Step 3: Reach out to press
If you have enough lead time (a few weeks, ideally) to invite press to the gig, get the information out to them as soon as you have all the details. If there's somebody in your band who's a good writer, delegate him or her to write a press release and send it out to various blogs and publications in order to generate some attention for the gig. If nobody in your group can write, or you have a solid enough income, it could be time for your band to hire a real publicist.
Regardless of who's writing the release and reaching out to the press, you want to make sure your event is something that can’t be missed. If there are no special releases or holidays happening the night of the gig, it’s up to you and your publicist to try and spin the press into thinking there is something special going on. Anything you can do to make it seem like a one-night-only, can’t-miss concert will help drive more people out of their houses and into the room.
Step 4: List the gig online
After you have all the details sorted out and you’ve begun to reach out to press, it’s time to announce the gig to all of your fans. Be sure to add it to your website calendar, and post the announcement on all of your social media pages. If you have an email list, write and send out a nice message regarding the new gig to everybody on it.
Make sure you’re reposting the gig information and event pages fairly frequently, but not so often as to annoy your friends and fans. Once per week is perfectly acceptable when approaching the date of the gig. On the week of the show, try to get a few posts in just to make sure as many of your fans see it as possible. Be mindful of the days and times when you are posting your updates, as well. It’s important to track the numbers on everything you post so that you know when the majority of your fans are seeing them.
Step 5: Physical promotion
Don’t stop once all of the gig’s details are up on the internet! Physical promotion is still a big deal and can put the name of your band into the brains of those that might not have seen it online.
When it comes to posters, a lot of bands like to make highly artistic and stylized pictures for each new gig. I try to take a more universal approach with the groups I’ve been in. I find that the best posters simply represent your band, with your name and web information displayed attractively and legibly. If you leave enough space at the bottom to write in future gigs, you can reuse the same poster design for very long periods of time. You can also put these posters up when you don’t have any upcoming local gigs, in order to keep your band’s name and image in the community for new potential fans to see.
Step 6: Professional and consistent communication
Throughout this process, it’s important to stay in contact with the venue all the way up until show day. Try to follow up with the venue a week before the show and confirm the details one last time. This shows a lot of professionalism and will help clear up any last-minute confusion.

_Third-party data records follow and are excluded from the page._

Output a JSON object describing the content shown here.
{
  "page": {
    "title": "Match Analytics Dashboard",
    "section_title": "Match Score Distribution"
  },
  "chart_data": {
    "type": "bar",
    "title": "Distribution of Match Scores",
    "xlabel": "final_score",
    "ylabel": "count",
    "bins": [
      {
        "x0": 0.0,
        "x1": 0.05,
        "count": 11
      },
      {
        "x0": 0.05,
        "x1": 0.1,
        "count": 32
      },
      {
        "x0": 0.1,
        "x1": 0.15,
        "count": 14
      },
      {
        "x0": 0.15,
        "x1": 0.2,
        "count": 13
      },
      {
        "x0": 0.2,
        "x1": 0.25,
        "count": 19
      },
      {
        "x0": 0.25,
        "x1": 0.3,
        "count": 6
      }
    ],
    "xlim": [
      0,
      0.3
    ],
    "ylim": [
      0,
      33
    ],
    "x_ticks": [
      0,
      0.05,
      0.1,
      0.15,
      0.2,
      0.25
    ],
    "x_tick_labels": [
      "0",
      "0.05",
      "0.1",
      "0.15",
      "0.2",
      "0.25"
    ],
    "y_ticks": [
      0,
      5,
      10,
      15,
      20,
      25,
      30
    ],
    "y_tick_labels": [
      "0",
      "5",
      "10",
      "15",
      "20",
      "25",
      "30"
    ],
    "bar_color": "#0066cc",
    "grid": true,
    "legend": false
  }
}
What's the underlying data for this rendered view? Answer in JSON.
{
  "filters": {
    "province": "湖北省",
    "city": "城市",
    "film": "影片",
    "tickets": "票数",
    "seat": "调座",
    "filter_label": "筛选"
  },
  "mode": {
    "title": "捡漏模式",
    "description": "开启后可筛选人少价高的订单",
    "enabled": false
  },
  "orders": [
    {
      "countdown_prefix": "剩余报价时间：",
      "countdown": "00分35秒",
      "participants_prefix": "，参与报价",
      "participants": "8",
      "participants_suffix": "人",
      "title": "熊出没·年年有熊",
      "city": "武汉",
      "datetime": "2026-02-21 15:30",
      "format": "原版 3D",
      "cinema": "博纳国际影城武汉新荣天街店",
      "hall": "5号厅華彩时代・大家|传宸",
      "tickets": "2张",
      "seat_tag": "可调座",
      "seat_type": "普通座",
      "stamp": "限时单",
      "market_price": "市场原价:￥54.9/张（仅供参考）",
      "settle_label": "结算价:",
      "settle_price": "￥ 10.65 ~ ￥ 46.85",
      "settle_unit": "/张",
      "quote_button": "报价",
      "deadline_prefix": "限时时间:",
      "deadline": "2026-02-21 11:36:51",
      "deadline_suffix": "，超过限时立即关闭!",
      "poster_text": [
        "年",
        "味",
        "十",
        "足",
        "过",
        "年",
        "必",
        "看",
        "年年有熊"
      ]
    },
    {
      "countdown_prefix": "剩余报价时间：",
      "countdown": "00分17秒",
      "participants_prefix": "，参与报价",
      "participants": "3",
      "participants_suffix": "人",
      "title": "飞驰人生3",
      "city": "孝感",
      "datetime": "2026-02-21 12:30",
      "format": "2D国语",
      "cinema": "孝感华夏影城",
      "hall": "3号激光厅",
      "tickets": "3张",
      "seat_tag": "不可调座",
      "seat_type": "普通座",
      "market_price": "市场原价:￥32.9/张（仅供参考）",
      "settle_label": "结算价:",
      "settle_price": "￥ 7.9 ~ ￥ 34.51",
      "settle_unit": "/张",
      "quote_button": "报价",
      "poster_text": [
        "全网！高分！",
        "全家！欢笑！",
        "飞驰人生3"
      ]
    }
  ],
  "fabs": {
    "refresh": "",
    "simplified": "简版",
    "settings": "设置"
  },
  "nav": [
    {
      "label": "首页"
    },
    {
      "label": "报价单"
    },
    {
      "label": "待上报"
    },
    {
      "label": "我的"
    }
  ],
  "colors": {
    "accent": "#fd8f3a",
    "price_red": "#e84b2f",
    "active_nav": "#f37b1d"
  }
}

On the day of the show itself, be sure to show up early for your load-in. The quicker you can move your stuff inside and out of the way, the easier it will be for the venue staff to go about their jobs. At this point, make sure to bring extra copies of any paperwork exchanged, such as stage plots, input lists, and contracts. Documents like this get lost frequently, and having extras on hand is just another way to demonstrate your professionalism.
Dylan Welsh, a native of Seattle, WA, grew up cutting his teeth in various club bands around the Northwest. Seeking a more diverse and challenging environment, he attended Berklee College of Music with hopes of gaining new perspectives and finding his own voice. Though music is what he does best, writing and journalism are other passions that he has kindled throughout his academic life.